A Lender’s Take on Debt-to-Income Ratios

Debt-to-income ratios seem to generate many questions from borrowers. If you have questions on this subject, the information below may help answer them.


As well as the mortgage payments you are hoping to take on in purchasing or refinancing your home, your revolving and installment debt represent the greatest concerns to lenders. These include such items as car and credit card payments, as well as other types of loans, if you have them.

Note that lenders usually aren’t concerned about things like gas bills and bills for food and clothing, unless you’re applying for some types of VA loans.


The income that lenders use in their calculations is gross income. This is what you make before any taxes are withdrawn. You will be asked to show two years of income documentation, meaning: full tax returns, W-2 forms, and up to two months of your recent pay stubs.

If you are either self-employed or in a commissioned position, you will have to be able to demonstrate two years of history in that job. If you have previously received a base salary, but have recently begun to receive commissions, these commissions will be prorated over a two-year period.

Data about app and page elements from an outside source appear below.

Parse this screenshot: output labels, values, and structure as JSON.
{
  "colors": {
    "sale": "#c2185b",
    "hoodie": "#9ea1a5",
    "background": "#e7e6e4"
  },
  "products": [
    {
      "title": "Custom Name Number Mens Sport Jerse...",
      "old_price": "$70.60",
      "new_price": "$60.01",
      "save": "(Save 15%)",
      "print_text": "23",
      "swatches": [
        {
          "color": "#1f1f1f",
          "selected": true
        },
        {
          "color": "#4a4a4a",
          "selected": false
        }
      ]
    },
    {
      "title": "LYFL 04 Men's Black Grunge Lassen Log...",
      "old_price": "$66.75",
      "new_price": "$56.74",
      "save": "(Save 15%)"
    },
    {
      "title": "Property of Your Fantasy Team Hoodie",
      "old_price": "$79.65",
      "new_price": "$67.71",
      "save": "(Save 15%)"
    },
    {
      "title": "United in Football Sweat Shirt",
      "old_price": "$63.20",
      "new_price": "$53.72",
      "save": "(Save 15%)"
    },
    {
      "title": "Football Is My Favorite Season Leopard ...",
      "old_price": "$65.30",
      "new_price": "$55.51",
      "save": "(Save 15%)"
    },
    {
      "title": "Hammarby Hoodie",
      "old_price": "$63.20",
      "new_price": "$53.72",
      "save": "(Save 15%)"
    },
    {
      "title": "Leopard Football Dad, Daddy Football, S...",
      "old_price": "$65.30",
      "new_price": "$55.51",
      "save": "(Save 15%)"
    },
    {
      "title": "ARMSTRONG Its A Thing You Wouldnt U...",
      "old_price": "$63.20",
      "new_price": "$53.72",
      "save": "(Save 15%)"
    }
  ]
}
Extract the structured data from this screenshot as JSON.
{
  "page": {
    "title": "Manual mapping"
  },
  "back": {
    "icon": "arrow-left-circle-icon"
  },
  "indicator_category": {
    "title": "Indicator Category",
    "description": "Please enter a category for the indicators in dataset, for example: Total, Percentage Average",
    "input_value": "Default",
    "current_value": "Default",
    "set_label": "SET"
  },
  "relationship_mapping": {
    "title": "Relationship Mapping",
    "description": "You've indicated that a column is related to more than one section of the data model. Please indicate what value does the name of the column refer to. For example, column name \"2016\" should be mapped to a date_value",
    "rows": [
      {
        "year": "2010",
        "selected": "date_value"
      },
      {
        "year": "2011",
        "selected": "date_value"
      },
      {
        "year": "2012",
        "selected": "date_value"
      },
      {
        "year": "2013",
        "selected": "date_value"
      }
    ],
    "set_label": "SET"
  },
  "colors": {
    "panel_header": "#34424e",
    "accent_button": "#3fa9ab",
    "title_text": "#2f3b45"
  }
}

The Ratio

Your debt-to-income ratio can be found by dividing all your debt by your income. For example, if you make $4,000 per month, and the debt you carry, as described above, totals $1,500 per month, your debt-to-income ratio is $1,500/$4,000, or 37.5 percent. Ideally, your lender would like your ratio to be in the 40 percent range, or lower. In fact, the lower, the better.

In the long term, events such as adding a new family member and changing your employment status can affect your income, and therefore your debt-to-income ratio. These are important items to factor in when considering how much home to buy. Discuss any concerns with your mortgage professional.

How Do the Newly Implemented QM Rules Affect You?

In January this year, the federal government implemented its latest set of rules aimed at combating fraud in the mortgage industry. Will they affect you, and if so, how?

Introduced a year ago, these are called Qualified Mortgage (QM) rules, and they’re designed to provide lenders with a high level of assurance that borrowers who are financing a home are sufficiently qualified to meet their payment schedules.

As lenders sell most mortgages after closing to investors through Fannie Mae and Freddie Mac, QM rules are really about proving to Fannie and Freddie that you are a solid borrower.

While these rules have no impact on your ability to qualify for a mortgage, they will ramp up the amount of documentation that you will be asked to provide. Expect to deliver, at a minimum, two full years of tax returns, 30 plus days of pay stubs, and bank statements for any account you plan on using in the transaction.

These documentation requirements will likely have the greatest impact on self-employed borrowers, as they usually are required to present more paperwork than salaried or hourly employees.

For mortgages that fall outside of the traditional 15 or 30-year mortgages – such as interest-only loans, for example – there will be non-QM programs that allow lenders to retain these mortgages in-house. You would still have to qualify for these mortgages using the same guidelines, but instead of being sold to investors, they would be held by the lender and still undergo a very high level of scrutiny.